Media and News
By Tom Schoenberg
April 13, 2021, 4:44 PM EDT
Evan Schottenstein refused to comply with watchdog probe.
Adviser allegedly ripped off his wealthy grandma for fees.
A former JPMorgan Chase & Co. financial adviser accused of trading his wealthy grandmother’s assets without her knowledge has been barred from working as a broker by the industry’s watchdog, according to information on the Financial Industry Regulatory Authority’s website.
Evan Schottenstein, without admitting or denying the findings, agreed to the sanction after Finra concluded he wasn’t complying with its investigation into whether he committed misconduct while managing about $80 million for Beverley Schottenstein when she was a client of JPMorgan for nearly five years.

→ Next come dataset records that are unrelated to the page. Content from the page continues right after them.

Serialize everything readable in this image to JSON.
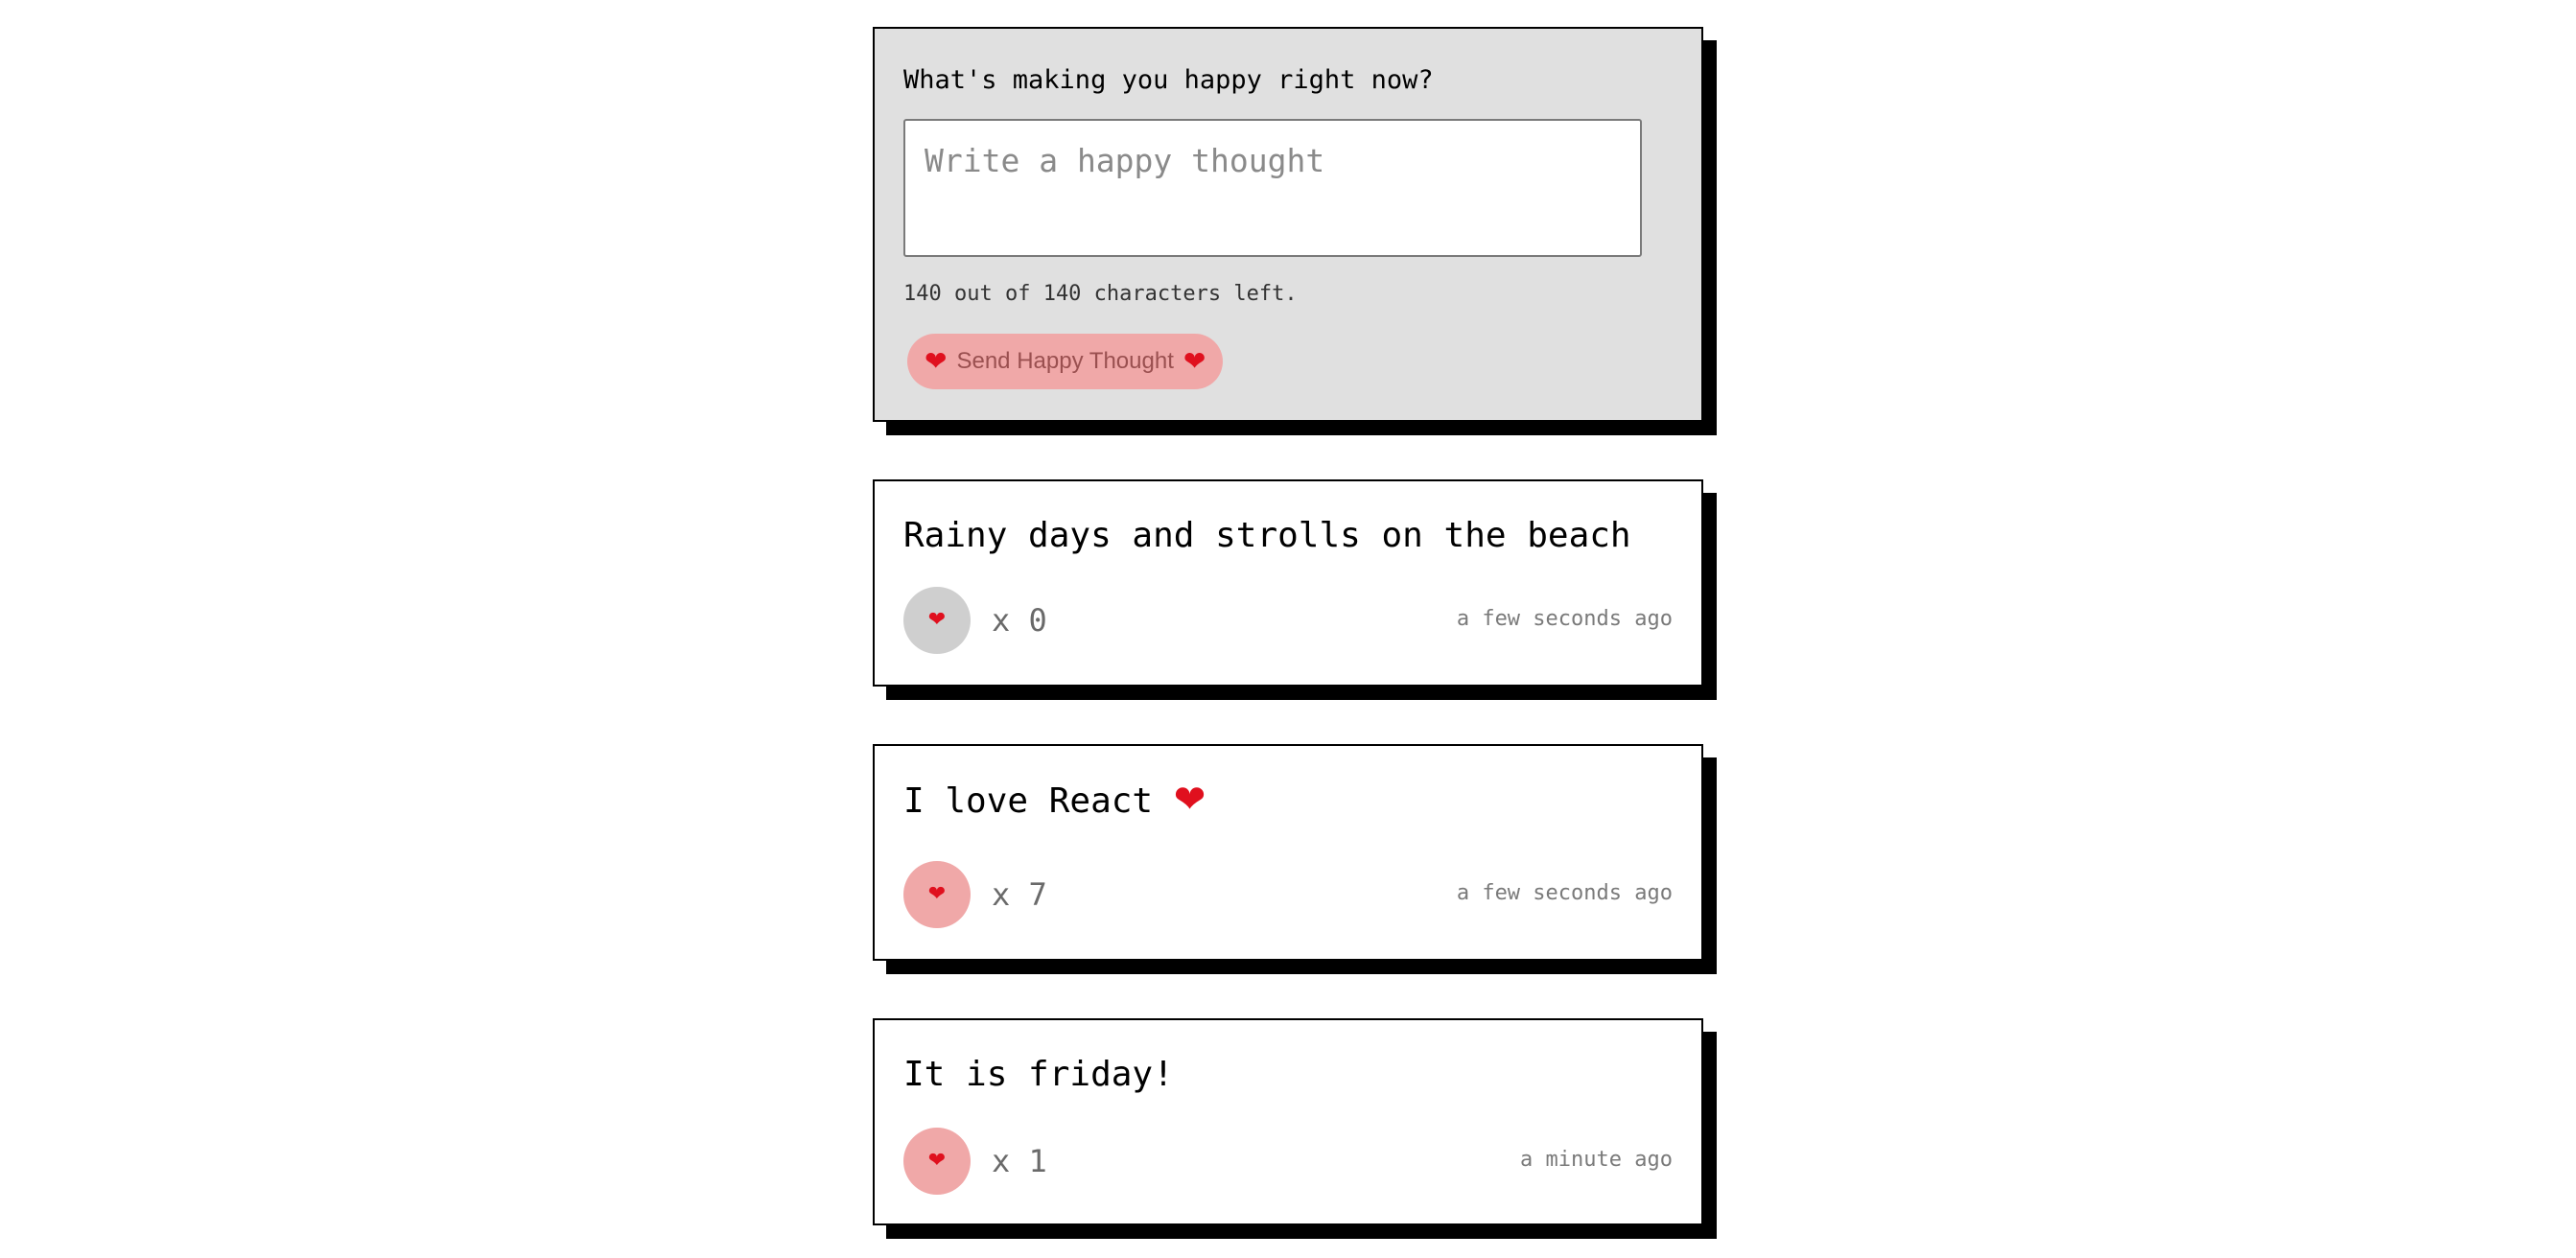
{
  "form": {
    "title": "What's making you happy right now?",
    "input_placeholder": "Write a happy thought",
    "input_value": "",
    "char_count_text": "140 out of 140 characters left.",
    "send_label": "Send Happy Thought",
    "send_icon": "heart-icon"
  },
  "thoughts": [
    {
      "message": "Rainy days and strolls on the beach",
      "message_icon": "",
      "likes_text": "x 0",
      "likes": 0,
      "liked": false,
      "time": "a few seconds ago"
    },
    {
      "message": "I love React",
      "message_icon": "heart-icon",
      "likes_text": "x 7",
      "likes": 7,
      "liked": true,
      "time": "a few seconds ago"
    },
    {
      "message": "It is friday!",
      "message_icon": "",
      "likes_text": "x 1",
      "likes": 1,
      "liked": true,
      "time": "a minute ago"
    }
  ],
  "colors": {
    "form_background": "#e0e0e0",
    "card_border": "#000000",
    "shadow": "#000000",
    "button_pink": "#f0a8a8",
    "button_grey": "#cfcfcf",
    "heart": "#e0101e"
  }
}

He refused to provide on-the-record testimony to Finra investigators, according to an April 7 addition to his broker report.
Schottenstein and his younger brother Avi were dismissed from JPMorgan in 2019 after their grandmother accused them and the bank of putting her money in risky investments without her knowledge so they could charge high fees and commissions. She also said her name had been forged on financial documents. She brought an arbitration case against them seeking as much as $69 million in damages.
At 93, She Waged War on JPMorgan and Her Own Grandsons (and Won)
In February, an arbitration panel ruled in her favor, finding the brothers and the bank’s J.P. Morgan Securities LLC unit liable for abusing their fiduciary duty and making fraudulent misrepresentations. The arbitrators also found the bank and Evan Schottenstein liable for elder abuse. Read more
Feb 17, 2021
Beverley Schottenstein said two grandsons who managed her money at JPMorgan Chase & Co. forged documents, ran up commissions with inappropriate trading and made her miss tens of millions of dollars in gains. So she decided to teach them all a lesson. View this video by clicking the image to the left or the link above.
By Jim Weiker – Feb 17 2021
Beverley Schottenstein isn’t exactly sure when she suspected her grandsons were cheating her.
Perhaps it was when they shredded her bank statements. Or maybe it was when she discovered they had created an email account in her name. Or when she noticed hundreds of thousands of dollars spent from her account.
But by the end of 2018, Schottenstein, a member of one of central Ohio’s most prominent families, was confident something was wrong.
The following year, she made the momentous decision to take action against her own family members, grandsons Evan and Avi Schottenstein, and their employer, JPMorgan Securities, for mishandling an account worth more than $80 million.
“For a long time, I was suspicious and I wasn’t at the same time. I just didn’t want to believe this,” said the 94-year-old widow of Alvin Schottenstein, part of the family that built a central Ohio retail fortune through Schottenstein Stores, Value City Furniture, DSW, Big Lots and American Eagle Outfitters.
“You don’t want to think your own grandkids are going to steal from you, but they were really doing this.” Read more